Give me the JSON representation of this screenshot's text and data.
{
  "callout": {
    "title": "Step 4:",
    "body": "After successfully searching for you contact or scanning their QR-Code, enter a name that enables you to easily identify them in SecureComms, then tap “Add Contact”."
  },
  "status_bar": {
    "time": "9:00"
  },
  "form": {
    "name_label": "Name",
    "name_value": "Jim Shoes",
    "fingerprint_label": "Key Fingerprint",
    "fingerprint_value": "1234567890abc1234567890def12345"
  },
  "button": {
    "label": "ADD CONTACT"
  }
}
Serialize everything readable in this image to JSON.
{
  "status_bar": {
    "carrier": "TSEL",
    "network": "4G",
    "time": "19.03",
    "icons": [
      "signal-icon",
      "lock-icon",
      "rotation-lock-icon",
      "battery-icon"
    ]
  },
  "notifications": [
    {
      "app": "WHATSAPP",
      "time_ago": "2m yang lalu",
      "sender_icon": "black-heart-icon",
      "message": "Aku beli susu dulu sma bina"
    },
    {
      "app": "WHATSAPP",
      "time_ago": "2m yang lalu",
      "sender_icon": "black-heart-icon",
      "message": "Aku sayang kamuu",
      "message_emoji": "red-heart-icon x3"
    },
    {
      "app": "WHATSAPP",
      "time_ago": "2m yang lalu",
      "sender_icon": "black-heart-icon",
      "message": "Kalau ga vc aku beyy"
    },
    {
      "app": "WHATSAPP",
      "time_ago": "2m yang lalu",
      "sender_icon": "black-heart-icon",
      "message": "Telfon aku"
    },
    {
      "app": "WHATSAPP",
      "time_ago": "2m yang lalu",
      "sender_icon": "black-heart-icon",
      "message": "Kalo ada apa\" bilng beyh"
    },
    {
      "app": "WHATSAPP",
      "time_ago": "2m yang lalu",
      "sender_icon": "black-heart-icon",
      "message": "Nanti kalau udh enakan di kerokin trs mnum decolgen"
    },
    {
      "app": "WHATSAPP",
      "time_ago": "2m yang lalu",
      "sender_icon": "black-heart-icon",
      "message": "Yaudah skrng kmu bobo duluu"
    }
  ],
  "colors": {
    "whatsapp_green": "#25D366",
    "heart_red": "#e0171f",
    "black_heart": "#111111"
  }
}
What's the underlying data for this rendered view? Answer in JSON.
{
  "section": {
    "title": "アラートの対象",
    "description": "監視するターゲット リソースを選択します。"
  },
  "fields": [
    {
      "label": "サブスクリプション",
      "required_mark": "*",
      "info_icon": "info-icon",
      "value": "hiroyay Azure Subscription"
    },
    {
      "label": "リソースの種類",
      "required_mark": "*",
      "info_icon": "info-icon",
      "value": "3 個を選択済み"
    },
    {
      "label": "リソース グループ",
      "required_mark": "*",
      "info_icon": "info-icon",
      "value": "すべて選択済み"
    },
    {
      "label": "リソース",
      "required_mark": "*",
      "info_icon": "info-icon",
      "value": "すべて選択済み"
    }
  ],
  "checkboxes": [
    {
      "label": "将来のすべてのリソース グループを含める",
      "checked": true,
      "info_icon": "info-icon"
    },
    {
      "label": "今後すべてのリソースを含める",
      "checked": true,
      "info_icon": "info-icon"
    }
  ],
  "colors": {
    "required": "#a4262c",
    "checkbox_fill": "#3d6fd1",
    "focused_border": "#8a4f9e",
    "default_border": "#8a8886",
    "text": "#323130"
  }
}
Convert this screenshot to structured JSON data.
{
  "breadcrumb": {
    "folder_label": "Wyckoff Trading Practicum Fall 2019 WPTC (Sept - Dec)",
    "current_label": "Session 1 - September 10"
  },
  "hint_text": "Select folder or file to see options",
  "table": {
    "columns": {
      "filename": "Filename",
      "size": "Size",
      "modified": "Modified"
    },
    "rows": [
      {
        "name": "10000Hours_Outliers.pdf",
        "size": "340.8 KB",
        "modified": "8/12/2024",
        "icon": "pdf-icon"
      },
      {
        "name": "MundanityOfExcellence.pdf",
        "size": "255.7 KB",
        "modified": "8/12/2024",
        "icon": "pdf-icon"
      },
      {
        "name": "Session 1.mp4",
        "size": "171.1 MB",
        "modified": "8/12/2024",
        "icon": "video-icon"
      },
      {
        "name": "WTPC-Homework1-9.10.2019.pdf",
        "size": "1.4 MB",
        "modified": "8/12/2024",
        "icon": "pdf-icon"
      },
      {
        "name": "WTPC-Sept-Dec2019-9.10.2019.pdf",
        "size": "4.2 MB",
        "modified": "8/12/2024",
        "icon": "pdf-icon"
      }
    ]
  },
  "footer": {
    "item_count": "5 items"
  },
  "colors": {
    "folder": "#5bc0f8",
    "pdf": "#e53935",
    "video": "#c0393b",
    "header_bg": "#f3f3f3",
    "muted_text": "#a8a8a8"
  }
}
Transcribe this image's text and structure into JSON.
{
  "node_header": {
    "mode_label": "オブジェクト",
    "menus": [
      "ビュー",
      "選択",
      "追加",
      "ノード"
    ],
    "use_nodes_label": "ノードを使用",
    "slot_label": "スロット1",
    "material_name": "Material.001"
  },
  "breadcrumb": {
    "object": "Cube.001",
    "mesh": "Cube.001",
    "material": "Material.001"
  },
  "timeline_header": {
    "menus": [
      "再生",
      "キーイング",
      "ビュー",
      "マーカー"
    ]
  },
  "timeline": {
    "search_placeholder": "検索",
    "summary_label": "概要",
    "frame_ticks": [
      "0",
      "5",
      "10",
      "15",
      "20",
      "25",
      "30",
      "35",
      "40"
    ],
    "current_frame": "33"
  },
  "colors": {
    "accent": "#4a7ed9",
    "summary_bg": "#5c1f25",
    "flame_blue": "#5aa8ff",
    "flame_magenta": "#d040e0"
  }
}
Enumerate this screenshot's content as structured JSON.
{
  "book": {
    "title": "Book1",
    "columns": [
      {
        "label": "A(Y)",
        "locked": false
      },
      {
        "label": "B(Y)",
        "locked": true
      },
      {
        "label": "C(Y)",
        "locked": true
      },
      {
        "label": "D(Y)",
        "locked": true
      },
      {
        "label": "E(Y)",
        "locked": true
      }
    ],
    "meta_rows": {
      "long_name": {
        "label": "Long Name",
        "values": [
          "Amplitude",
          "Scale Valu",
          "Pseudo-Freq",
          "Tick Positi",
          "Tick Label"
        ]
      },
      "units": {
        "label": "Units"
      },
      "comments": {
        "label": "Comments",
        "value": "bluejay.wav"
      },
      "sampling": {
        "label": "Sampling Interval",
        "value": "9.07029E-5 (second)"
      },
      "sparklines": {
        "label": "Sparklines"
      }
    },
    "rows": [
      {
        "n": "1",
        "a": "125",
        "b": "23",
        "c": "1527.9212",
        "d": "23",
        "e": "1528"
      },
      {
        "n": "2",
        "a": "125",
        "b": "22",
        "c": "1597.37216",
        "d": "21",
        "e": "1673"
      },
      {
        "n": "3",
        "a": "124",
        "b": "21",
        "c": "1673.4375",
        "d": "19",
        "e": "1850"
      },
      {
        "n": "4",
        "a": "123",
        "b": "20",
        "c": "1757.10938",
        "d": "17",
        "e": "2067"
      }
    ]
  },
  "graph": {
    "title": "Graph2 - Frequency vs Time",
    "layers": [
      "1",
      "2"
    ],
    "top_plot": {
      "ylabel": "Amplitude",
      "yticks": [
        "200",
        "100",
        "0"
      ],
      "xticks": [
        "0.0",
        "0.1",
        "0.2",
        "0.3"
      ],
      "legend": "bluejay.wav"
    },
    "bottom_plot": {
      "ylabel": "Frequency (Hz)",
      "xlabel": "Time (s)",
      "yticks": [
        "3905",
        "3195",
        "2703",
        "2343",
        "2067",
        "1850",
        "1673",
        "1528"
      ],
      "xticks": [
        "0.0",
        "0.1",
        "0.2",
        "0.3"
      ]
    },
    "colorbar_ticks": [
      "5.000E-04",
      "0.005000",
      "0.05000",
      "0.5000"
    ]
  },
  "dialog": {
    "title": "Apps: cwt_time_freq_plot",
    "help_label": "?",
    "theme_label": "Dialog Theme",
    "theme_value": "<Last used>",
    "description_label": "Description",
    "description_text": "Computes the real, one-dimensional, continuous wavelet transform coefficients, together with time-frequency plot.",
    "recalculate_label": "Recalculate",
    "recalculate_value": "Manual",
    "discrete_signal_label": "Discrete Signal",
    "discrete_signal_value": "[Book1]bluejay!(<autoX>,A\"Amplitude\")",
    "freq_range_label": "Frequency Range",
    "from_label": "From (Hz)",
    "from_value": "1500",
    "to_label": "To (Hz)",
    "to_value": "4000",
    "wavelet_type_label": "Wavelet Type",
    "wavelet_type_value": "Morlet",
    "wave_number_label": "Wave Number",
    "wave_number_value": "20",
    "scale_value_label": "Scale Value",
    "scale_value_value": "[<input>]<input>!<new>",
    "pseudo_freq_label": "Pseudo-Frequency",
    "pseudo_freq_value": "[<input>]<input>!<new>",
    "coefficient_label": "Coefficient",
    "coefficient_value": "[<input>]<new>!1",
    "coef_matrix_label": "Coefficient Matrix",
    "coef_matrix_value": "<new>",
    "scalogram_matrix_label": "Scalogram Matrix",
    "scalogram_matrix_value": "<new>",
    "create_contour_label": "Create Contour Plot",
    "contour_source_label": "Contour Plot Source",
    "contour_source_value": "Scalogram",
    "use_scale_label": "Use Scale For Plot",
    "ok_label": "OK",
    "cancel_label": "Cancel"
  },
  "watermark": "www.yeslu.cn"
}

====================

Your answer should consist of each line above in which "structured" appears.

Convert this screenshot to structured JSON data.
Enumerate this screenshot's content as structured JSON.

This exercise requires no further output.